The Chamber of Commerce says Mexico and the U.S. trade more than $1 billion worth of goods each day.
Mexico shipped about $6.5 billion worth of fresh fruits and vegetables to the U.S. in 2011, by far U.S.’s largest trade partner in fresh produce.
At least the Nogales area is starting to find an audience in government that its border is big business.
What's your take? Leave a comment and tell us your opinion.

Send some of TSA’s budget to the borderEach time I travel to the border to visit U.S. importers of Mexican produce, I hear how much trade goes both ways between Mexico and the U.S., and how little the U.S. spends on infrastucture at the border.

For instance, the port in Nogales, Ariz., the Mariposa Port of Entry, is going through a $220 million renovation to be completed by 2014. 

But fresh fruit and vegetable importers say the U.S. Customs and Border Protection agency lacks the staff to effectively operate the border crossing now, and it may need to double in a couple years once Mariposa expands.

Truck crossings could nearly triple in two years. 

But there’s no hurry for the federal government to increase spending there, as immigration politics often sucks the air out of the discussion.

This issue was one of several discussed at the America Trades Produce conference March 20-22 in Tubac, Ariz., hosted by the Fresh Produce Association of the Americas and the Texas Produce Association.

Of course, I boarded an airplane to go to the event, so I had a pretty good idea of where that extra money could come from to fund border operations, a group also in the Department of Homeland Security: The Transportation Security Administration.

You know, TSA, the men and women who make airplane travel so oppressive in the pursuit of terrorists.

A popular graphic was passed around in social media circles early this year showing what taxpayers are getting for their $60 billion spent on TSA since its founding in the months after the Sept. 11, 2001, terrorist attacks.

The highlights: 

 

  • TSA employs 62,000 people, and at the Washington, D.C., headquarters nearly 4,000 administrators average more than $100,000 a year in salary.
  • It costs about $6 million for every gun TSA has caught, and none has belonged to a terrorist.
  • Seven of every 10 weapons gets past screeners.
  • TSA averages 900 complaints per month.
  • Number of terrorists caught by TSA in 10-plus years: Zero.

 

In the Department of Homeland Security’s 2013 proposed budget of $59 billion, CBP’s share is about $12 billion.

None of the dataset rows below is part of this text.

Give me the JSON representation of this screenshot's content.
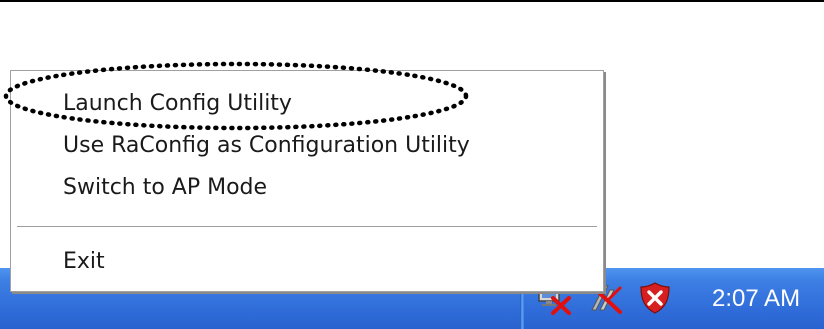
{
  "context_menu": {
    "items": [
      {
        "label": "Launch Config Utility"
      },
      {
        "label": "Use RaConfig as Configuration Utility"
      },
      {
        "label": "Switch to AP Mode"
      },
      {
        "label": "Exit"
      }
    ],
    "highlighted_item": "Launch Config Utility"
  },
  "taskbar": {
    "clock": "2:07 AM",
    "tray_icons": [
      "network-disconnected-icon",
      "wireless-disabled-icon",
      "security-alert-icon"
    ],
    "background_color": "#2f6cd9"
  }
}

TSA’s requested budget for 2013 is $7.6 billion. 

Budget to the border

Now I’m not a policy wonk or number cruncher, but I imagine the U.S. could switch airport inspections to private firms, save millions of dollars, give fliers better customer service and protection and spend a little more on making the borders more efficient — without increasing the budget.

Speaking March 23 at the conference, Margie Emmermann, executive director for the Arizona-Mexico Commission, showed the dramatic decrease in people crossing the U.S./Mexico border in the last four years.

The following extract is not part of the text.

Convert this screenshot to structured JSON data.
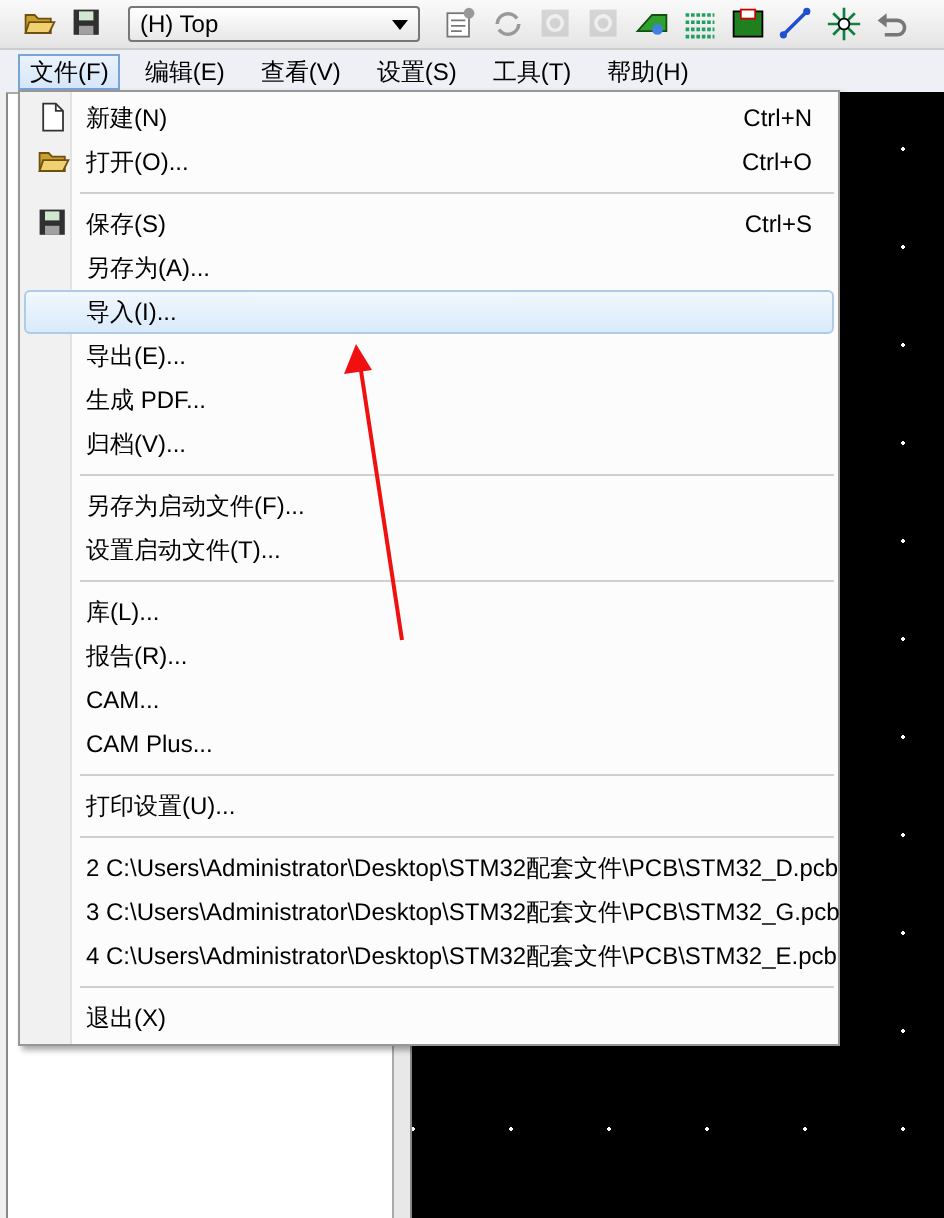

“The biggest reason fewer people are crossing into the U.S. is the wait times at the border,” she said.

Adam Salerno, from the U.S. Chamber of Commerce, said the border should operate more like a Target store.

“If more than three people are in line, they open another lane,” he said.

Both government folks caught up in the gears of the bureaucracy and aloof Americans caught up in the illegal immigration debate lose sight of the fact that imports and exports, especially with Mexico, strengthen our economy and create jobs.

The Chamber of Commerce says Mexico and the U.S. trade more than $1 billion worth of goods each day.

Mexico shipped about $6.5 billion worth of fresh fruits and vegetables to the U.S. in 2011, by far U.S.’s largest trade partner in fresh produce.

At least the Nogales area is starting to find an audience in government that its border is big business.

gjohnson@thepacker.com

What's your take? Leave a comment and tell us your opinion.